3. Spark Change. Sometimes, something is getting at us for a good reason. For me, as winter nears, I worry about people experiencing homelessness. There are small things we can do to spark change both in our own lives and the lives of others. We might not be able to go out and solve all the world’s problems. Still, everything counts.
4. Let Your Anxiety Fuel Compassion. In my own life, and those of others I know who have experienced anxiety either for a temporary situation or a more chronic manifestation, it is common, upon emerging from an anxiety spiral, to feel an increased level of empathy for other people who are suffering in the world. This is beautiful.
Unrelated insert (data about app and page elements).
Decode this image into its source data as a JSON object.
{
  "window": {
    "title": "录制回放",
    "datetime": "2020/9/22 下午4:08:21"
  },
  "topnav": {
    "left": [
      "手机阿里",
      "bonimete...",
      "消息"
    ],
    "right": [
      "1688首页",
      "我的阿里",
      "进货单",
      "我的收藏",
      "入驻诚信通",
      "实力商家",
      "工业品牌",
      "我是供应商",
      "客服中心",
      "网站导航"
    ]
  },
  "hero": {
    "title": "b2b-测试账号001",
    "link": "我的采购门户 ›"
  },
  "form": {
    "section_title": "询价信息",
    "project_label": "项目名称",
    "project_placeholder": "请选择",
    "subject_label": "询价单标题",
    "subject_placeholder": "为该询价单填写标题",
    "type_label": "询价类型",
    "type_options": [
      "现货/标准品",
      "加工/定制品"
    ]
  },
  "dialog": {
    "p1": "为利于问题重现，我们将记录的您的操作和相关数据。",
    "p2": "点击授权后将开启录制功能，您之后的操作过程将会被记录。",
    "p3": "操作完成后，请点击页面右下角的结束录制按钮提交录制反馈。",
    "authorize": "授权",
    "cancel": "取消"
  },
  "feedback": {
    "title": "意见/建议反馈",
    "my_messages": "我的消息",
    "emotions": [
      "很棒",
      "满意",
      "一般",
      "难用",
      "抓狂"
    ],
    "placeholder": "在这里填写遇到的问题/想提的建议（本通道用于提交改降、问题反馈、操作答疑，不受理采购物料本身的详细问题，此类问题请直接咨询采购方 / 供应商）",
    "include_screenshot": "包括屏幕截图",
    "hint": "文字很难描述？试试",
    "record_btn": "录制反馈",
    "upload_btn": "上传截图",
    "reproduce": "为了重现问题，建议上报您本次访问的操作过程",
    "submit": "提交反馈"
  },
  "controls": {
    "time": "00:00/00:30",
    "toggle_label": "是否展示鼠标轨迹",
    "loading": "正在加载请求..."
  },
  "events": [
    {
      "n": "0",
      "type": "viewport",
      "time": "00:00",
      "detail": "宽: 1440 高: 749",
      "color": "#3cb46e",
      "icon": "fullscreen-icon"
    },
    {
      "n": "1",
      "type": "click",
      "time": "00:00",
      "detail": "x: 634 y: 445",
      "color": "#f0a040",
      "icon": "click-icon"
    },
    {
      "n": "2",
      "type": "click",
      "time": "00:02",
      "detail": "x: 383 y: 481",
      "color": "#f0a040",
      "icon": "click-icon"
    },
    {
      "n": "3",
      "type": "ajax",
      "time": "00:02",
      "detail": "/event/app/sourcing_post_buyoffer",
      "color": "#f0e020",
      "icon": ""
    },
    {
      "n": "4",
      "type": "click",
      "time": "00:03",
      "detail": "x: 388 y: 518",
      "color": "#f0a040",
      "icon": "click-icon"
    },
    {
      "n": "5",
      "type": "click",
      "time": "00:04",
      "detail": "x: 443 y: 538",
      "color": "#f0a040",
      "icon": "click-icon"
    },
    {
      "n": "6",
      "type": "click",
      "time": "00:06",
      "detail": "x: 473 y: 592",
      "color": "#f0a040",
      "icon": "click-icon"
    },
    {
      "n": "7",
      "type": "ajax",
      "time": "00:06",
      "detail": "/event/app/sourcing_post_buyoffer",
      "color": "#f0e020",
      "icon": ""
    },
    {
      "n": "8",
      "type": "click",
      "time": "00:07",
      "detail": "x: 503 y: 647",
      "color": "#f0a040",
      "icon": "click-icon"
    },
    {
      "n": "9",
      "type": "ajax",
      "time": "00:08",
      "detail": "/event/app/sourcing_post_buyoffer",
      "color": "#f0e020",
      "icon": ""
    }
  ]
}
We can take that empathy and pivot it into kindness.
5. Acts of Kindness. A research study examining the effects of acts of kindness on anxiety found that participants who participated in acts of kindness reported a greater decrease in anxiety when compared to controls (Steinbach, 2019). This doesn’t have to be anything drastic; a smile, encouraging words, or baking cupcakes for your housemates are all simple acts of kindness.
6. Take in the Beautiful Things. Mindfulness of the present moment not only allows us to surf through the anxieties we experience, but it also opens us to the beauty around us. On the flip side, when we try to shut out anxiety, we also run the risk of shutting out the pleasant things. Practice taking a moment to just be.